“Bitcoin Cash” Trademark

Roger Ver (who used to support Bitcoin and now hates and actively fights it) just angrily ended an interview, flipping the bird to the interviewer.

One of the reasons he was angry was the fact that the interviewer didn’t follow his orders to call his new “Bcash” altcoin “Bitcoin cash”.

The question of what to call software like “Bcash” is regulated by trademark law.

As noted before, there is no trademark protection for the term “Bitcoin”, since that was ruled to be descriptive and the latest application for trademark protection was rejected in 2016.

I still think that it is not acceptable for a fork to keep the name “Bitcoin”. This creates the risk of confusion. It also dilutes the Bitcoin brand. And it gives the Bcash project a free ride on the good will and track record created by over eight years of hard effort by a development team they view as incompetent.
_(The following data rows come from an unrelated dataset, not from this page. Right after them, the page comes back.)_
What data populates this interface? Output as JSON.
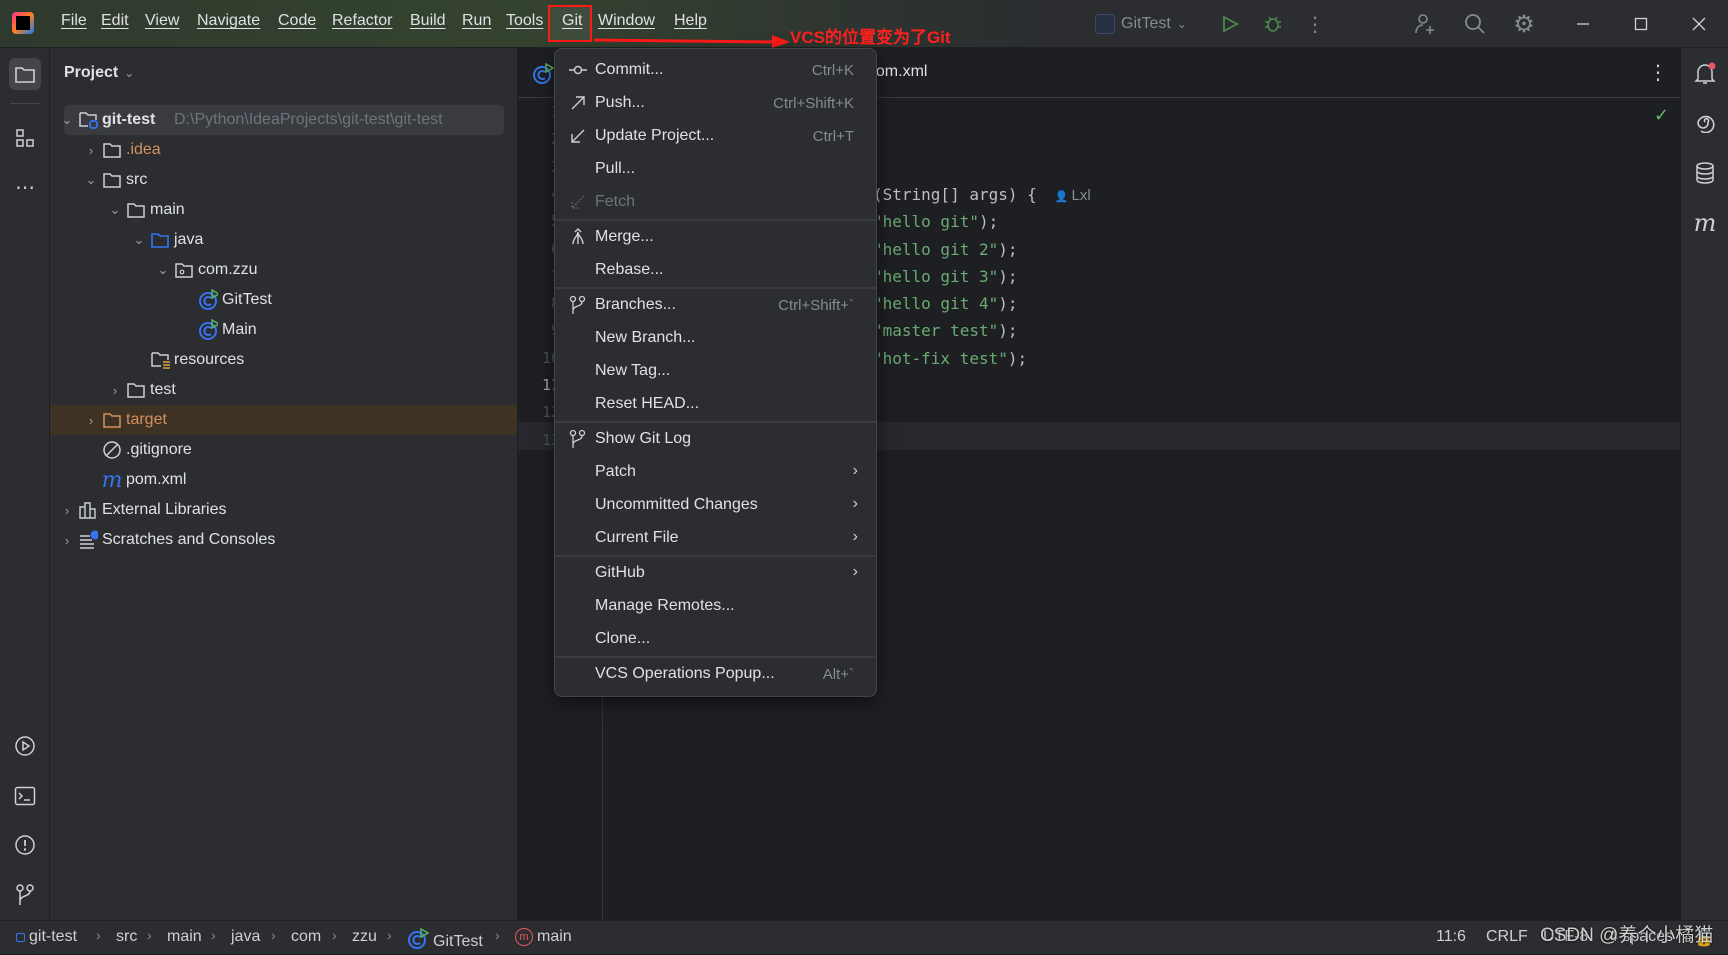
{
  "menubar": {
    "items": [
      "File",
      "Edit",
      "View",
      "Navigate",
      "Code",
      "Refactor",
      "Build",
      "Run",
      "Tools",
      "Git",
      "Window",
      "Help"
    ],
    "highlighted": "Git"
  },
  "annotation": {
    "text": "VCS的位置变为了Git",
    "color": "#ff2020"
  },
  "toolbar": {
    "run_config": "GitTest",
    "icons": [
      "run-icon",
      "debug-icon",
      "more-icon",
      "add-user-icon",
      "search-icon",
      "gear-icon",
      "minimize-icon",
      "maximize-icon",
      "close-icon"
    ]
  },
  "project": {
    "title": "Project",
    "tree": [
      {
        "label": "git-test",
        "path": "D:\\Python\\IdeaProjects\\git-test\\git-test",
        "level": 0,
        "chevron": "down",
        "icon": "module-folder",
        "bold": true,
        "selected": true
      },
      {
        "label": ".idea",
        "level": 1,
        "chevron": "right",
        "icon": "folder",
        "color": "#d5915c"
      },
      {
        "label": "src",
        "level": 1,
        "chevron": "down",
        "icon": "folder"
      },
      {
        "label": "main",
        "level": 2,
        "chevron": "down",
        "icon": "folder"
      },
      {
        "label": "java",
        "level": 3,
        "chevron": "down",
        "icon": "source-folder"
      },
      {
        "label": "com.zzu",
        "level": 4,
        "chevron": "down",
        "icon": "package"
      },
      {
        "label": "GitTest",
        "level": 5,
        "icon": "java-class"
      },
      {
        "label": "Main",
        "level": 5,
        "icon": "java-class"
      },
      {
        "label": "resources",
        "level": 3,
        "icon": "resources-folder"
      },
      {
        "label": "test",
        "level": 2,
        "chevron": "right",
        "icon": "folder"
      },
      {
        "label": "target",
        "level": 1,
        "chevron": "right",
        "icon": "excluded-folder",
        "color": "#d5915c",
        "highlight": true
      },
      {
        "label": ".gitignore",
        "level": 1,
        "icon": "ignore-file"
      },
      {
        "label": "pom.xml",
        "level": 1,
        "icon": "maven"
      },
      {
        "label": "External Libraries",
        "level": 0,
        "chevron": "right",
        "icon": "library"
      },
      {
        "label": "Scratches and Consoles",
        "level": 0,
        "chevron": "right",
        "icon": "scratches"
      }
    ]
  },
  "editor": {
    "tab_visible": "pom.xml",
    "line_numbers": [
      "1",
      "2",
      "3",
      "4",
      "5",
      "6",
      "7",
      "8",
      "9",
      "10",
      "11",
      "12",
      "13"
    ],
    "current_line": 11,
    "code": [
      {
        "line": 4,
        "parts": [
          {
            "t": "(String[] args) {",
            "k": "plain"
          }
        ],
        "author": "Lxl"
      },
      {
        "line": 5,
        "parts": [
          {
            "t": "\"hello git\"",
            "k": "str"
          },
          {
            "t": ");",
            "k": "plain"
          }
        ]
      },
      {
        "line": 6,
        "parts": [
          {
            "t": "\"hello git 2\"",
            "k": "str"
          },
          {
            "t": ");",
            "k": "plain"
          }
        ]
      },
      {
        "line": 7,
        "parts": [
          {
            "t": "\"hello git 3\"",
            "k": "str"
          },
          {
            "t": ");",
            "k": "plain"
          }
        ]
      },
      {
        "line": 8,
        "parts": [
          {
            "t": "\"hello git 4\"",
            "k": "str"
          },
          {
            "t": ");",
            "k": "plain"
          }
        ]
      },
      {
        "line": 9,
        "parts": [
          {
            "t": "\"master test\"",
            "k": "str"
          },
          {
            "t": ");",
            "k": "plain"
          }
        ]
      },
      {
        "line": 10,
        "parts": [
          {
            "t": "\"hot-fix test\"",
            "k": "str"
          },
          {
            "t": ");",
            "k": "plain"
          }
        ]
      }
    ]
  },
  "git_menu": {
    "groups": [
      [
        {
          "label": "Commit...",
          "shortcut": "Ctrl+K",
          "icon": "commit-icon"
        },
        {
          "label": "Push...",
          "shortcut": "Ctrl+Shift+K",
          "icon": "push-icon"
        },
        {
          "label": "Update Project...",
          "shortcut": "Ctrl+T",
          "icon": "update-icon"
        },
        {
          "label": "Pull..."
        },
        {
          "label": "Fetch",
          "icon": "fetch-icon",
          "disabled": true
        }
      ],
      [
        {
          "label": "Merge...",
          "icon": "merge-icon"
        },
        {
          "label": "Rebase..."
        }
      ],
      [
        {
          "label": "Branches...",
          "shortcut": "Ctrl+Shift+`",
          "icon": "branch-icon"
        },
        {
          "label": "New Branch..."
        },
        {
          "label": "New Tag..."
        },
        {
          "label": "Reset HEAD..."
        }
      ],
      [
        {
          "label": "Show Git Log",
          "icon": "git-log-icon"
        },
        {
          "label": "Patch",
          "submenu": true
        },
        {
          "label": "Uncommitted Changes",
          "submenu": true
        },
        {
          "label": "Current File",
          "submenu": true
        }
      ],
      [
        {
          "label": "GitHub",
          "submenu": true
        },
        {
          "label": "Manage Remotes..."
        },
        {
          "label": "Clone..."
        }
      ],
      [
        {
          "label": "VCS Operations Popup...",
          "shortcut": "Alt+`"
        }
      ]
    ]
  },
  "statusbar": {
    "breadcrumbs": [
      "git-test",
      "src",
      "main",
      "java",
      "com",
      "zzu",
      "GitTest",
      "main"
    ],
    "position": "11:6",
    "line_ending": "CRLF",
    "encoding": "UTF-8",
    "indent": "4 spaces"
  },
  "watermark": "CSDN @养个小橘猫",
  "colors": {
    "accent": "#3574f0",
    "string": "#6aab73",
    "excluded": "#d5915c",
    "annotation": "#ff2020"
  }
}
Ironically, if anyone was to return the favor and create a new project called “Bitcoin Cash Super”, they would potentially be violating trademark law. That’s because someone registered exactly that trademark lately:

So if someone did a “Bitcoin Cash Super” project, Ver might have reason to be annoyed, since that project would get a free ride on the multi-month effort of the Bcash world class expert coding team and their excellent track record of keeping the Bcash network up and running for multiple time slots of those couple of months. That would dilute the “Bitcoin Cash” brand and confuse consumers.

In contrast, his “Bitcoin Cash” project is diluting the Bitcoin brand. People backing Bitcoin can’t fight that with trademark law, in contrast to Linux (which term is protected by trademark). So obviously they will fight that by pointing out (correctly) that the Bcash project has nothing to do with Bitcoin and therefore is not entitled to use that name.

Nothing wrong with that, in my humble opinion.